──────── EXTRACTED DATA ────────

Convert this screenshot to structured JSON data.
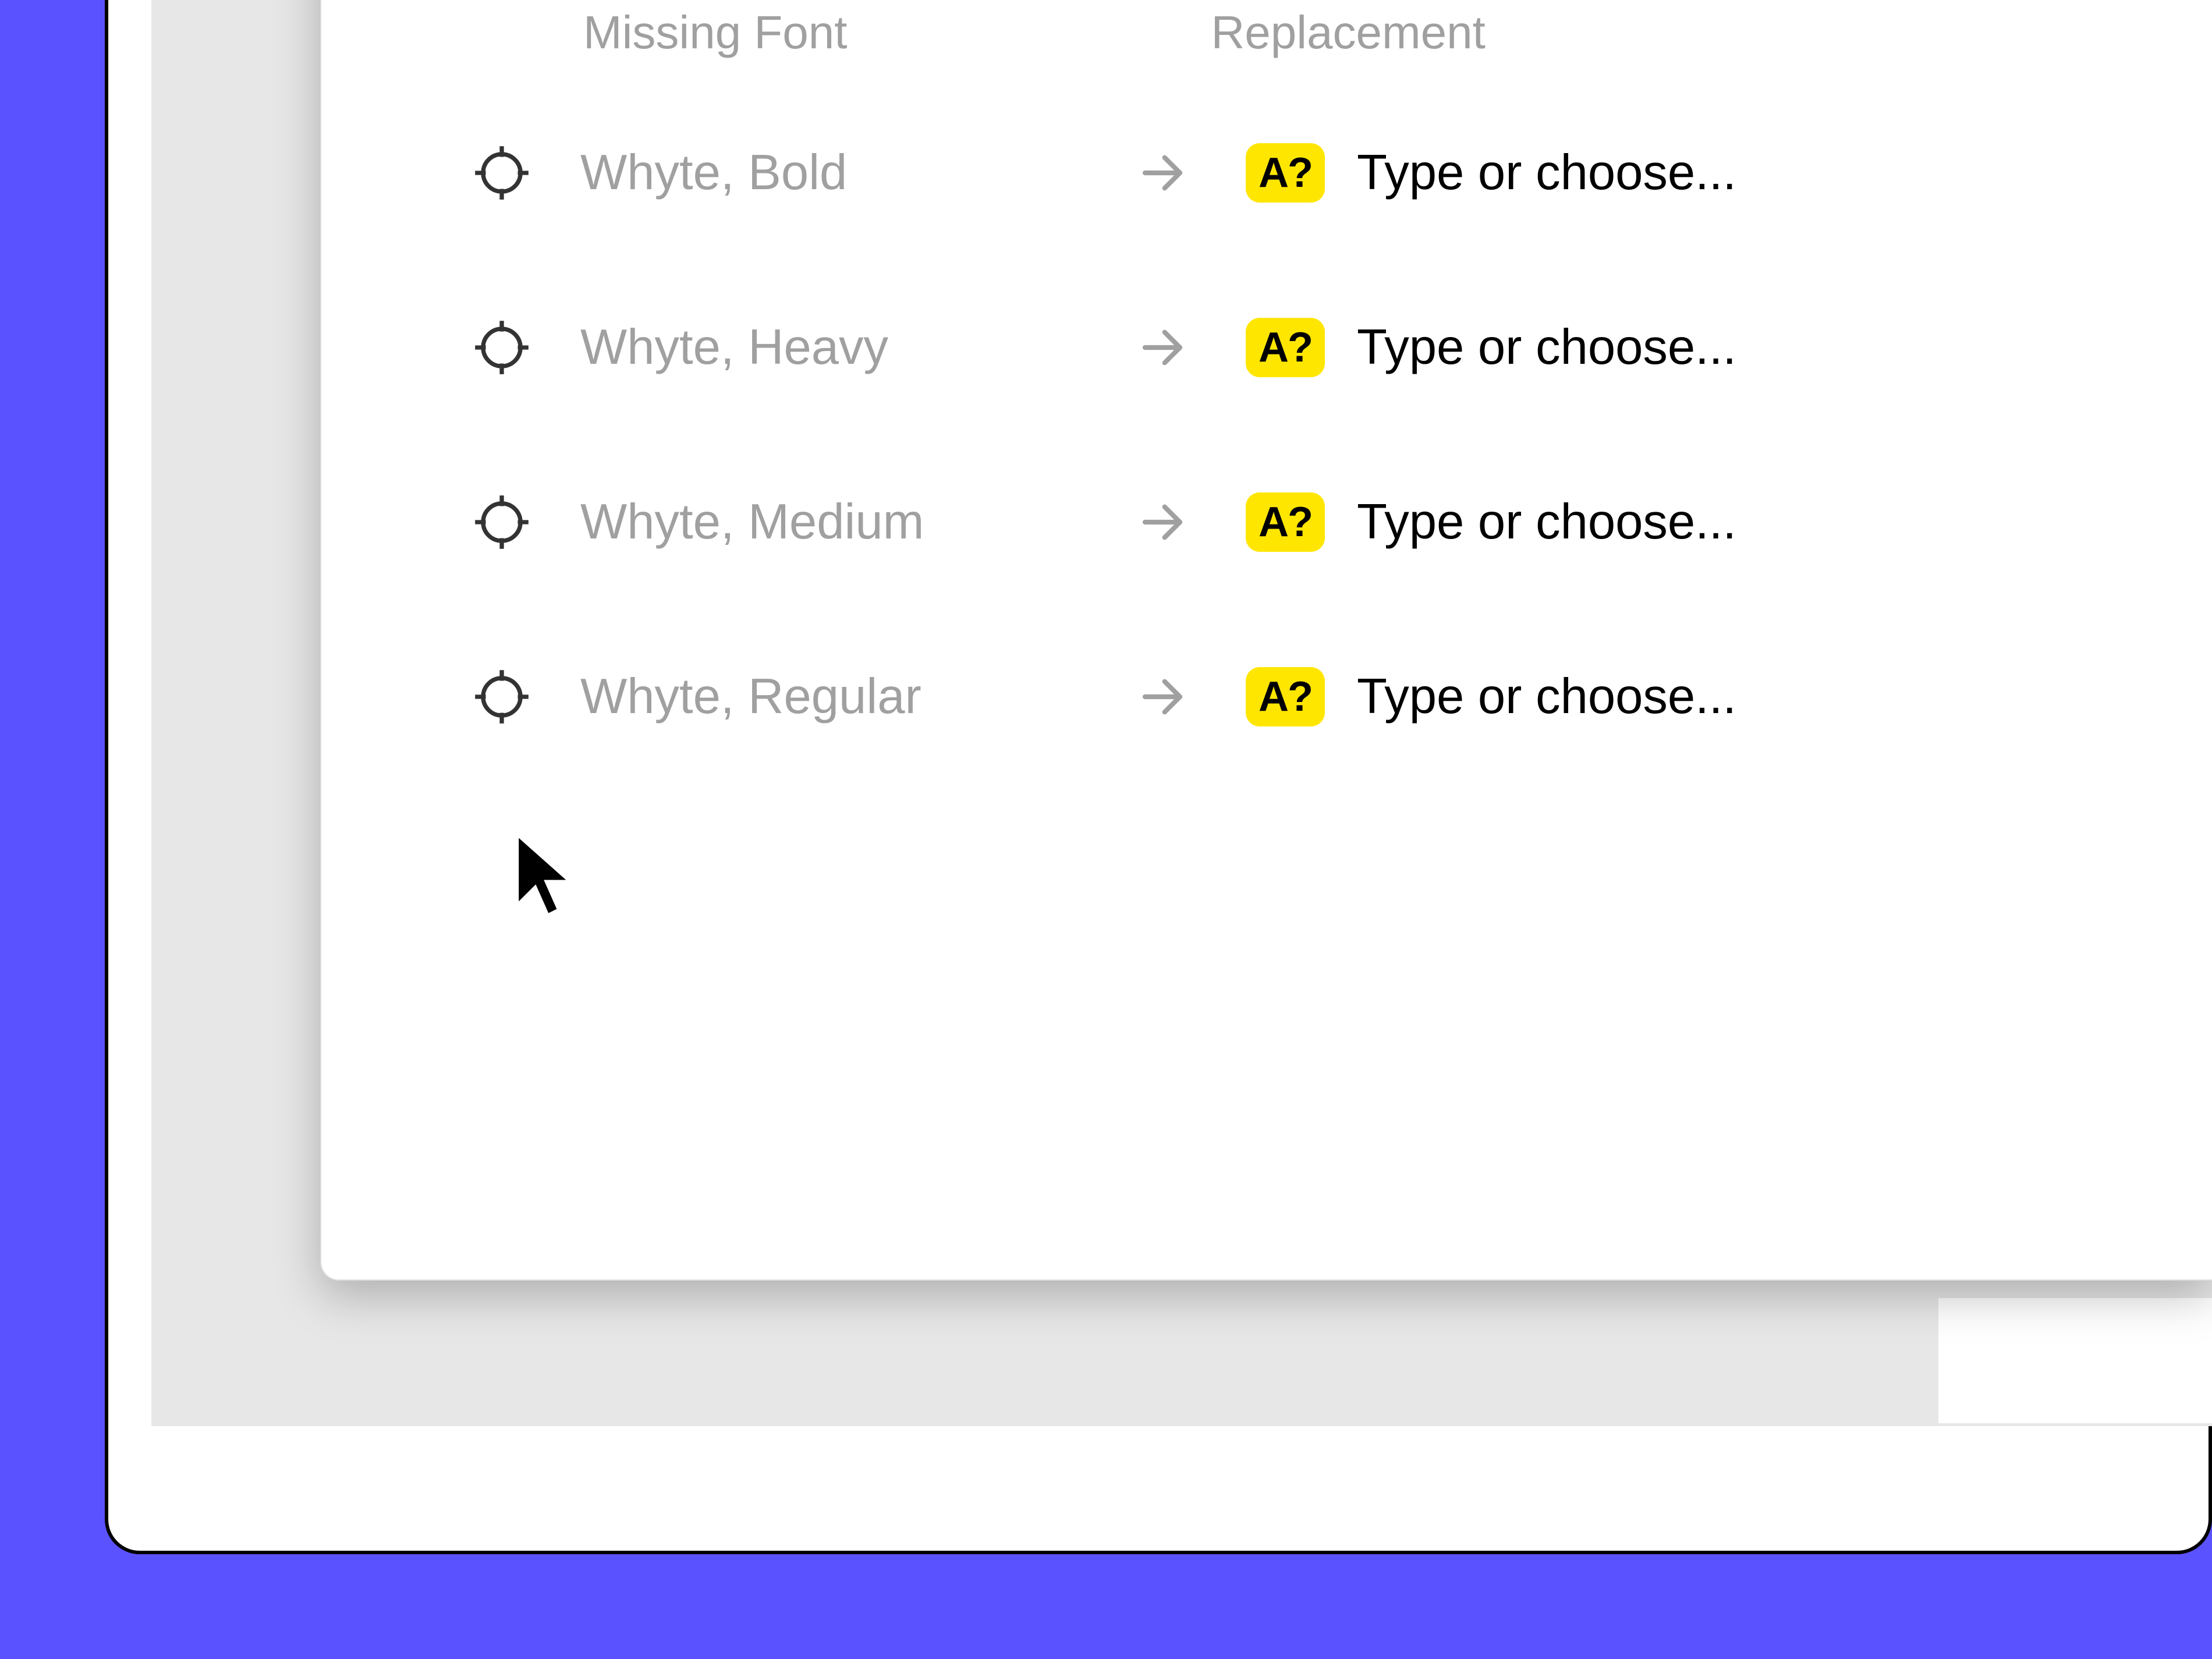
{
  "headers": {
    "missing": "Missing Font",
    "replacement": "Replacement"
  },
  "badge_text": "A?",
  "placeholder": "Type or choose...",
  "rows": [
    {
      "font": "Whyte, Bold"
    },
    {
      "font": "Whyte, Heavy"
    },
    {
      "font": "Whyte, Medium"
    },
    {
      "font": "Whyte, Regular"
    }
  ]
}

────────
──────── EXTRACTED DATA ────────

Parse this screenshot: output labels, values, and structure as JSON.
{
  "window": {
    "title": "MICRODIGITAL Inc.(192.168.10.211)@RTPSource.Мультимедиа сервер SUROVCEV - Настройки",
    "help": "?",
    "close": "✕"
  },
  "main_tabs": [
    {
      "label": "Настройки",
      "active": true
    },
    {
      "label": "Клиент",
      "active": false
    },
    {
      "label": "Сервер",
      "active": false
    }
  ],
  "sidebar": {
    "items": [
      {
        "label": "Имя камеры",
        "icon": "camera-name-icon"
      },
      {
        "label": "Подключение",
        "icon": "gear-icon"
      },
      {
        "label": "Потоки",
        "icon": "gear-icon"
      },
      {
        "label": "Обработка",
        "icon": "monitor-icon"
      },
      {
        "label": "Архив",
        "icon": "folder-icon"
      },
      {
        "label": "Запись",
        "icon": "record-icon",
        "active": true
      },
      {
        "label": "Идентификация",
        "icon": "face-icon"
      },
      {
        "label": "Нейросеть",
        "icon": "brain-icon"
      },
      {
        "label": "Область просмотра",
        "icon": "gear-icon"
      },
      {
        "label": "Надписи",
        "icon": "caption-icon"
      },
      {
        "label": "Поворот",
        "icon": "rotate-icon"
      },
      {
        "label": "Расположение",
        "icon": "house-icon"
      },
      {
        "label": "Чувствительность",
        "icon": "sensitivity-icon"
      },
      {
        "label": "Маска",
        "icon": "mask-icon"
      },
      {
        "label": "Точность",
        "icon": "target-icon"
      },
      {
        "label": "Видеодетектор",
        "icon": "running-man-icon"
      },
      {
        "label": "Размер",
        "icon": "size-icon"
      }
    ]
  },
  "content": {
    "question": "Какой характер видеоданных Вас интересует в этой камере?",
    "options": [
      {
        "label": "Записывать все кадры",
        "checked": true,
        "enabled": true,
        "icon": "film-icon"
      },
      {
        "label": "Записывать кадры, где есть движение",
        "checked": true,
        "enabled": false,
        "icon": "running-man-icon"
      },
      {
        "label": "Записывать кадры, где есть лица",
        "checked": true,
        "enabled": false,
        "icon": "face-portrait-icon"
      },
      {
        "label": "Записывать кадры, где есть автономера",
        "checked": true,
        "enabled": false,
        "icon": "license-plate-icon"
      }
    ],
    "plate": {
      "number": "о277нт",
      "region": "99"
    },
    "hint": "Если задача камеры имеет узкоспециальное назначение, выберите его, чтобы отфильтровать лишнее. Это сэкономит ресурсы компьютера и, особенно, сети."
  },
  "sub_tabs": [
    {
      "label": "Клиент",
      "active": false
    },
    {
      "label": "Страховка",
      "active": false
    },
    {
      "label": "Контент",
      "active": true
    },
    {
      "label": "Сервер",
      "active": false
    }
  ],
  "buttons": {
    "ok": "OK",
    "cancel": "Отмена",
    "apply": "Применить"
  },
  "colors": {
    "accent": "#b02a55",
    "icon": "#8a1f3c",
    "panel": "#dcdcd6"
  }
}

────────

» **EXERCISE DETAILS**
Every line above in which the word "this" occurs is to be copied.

» **OUTPUT**
Convert this screenshot to structured JSON data.
Parse this screenshot: output labels, values, and structure as JSON.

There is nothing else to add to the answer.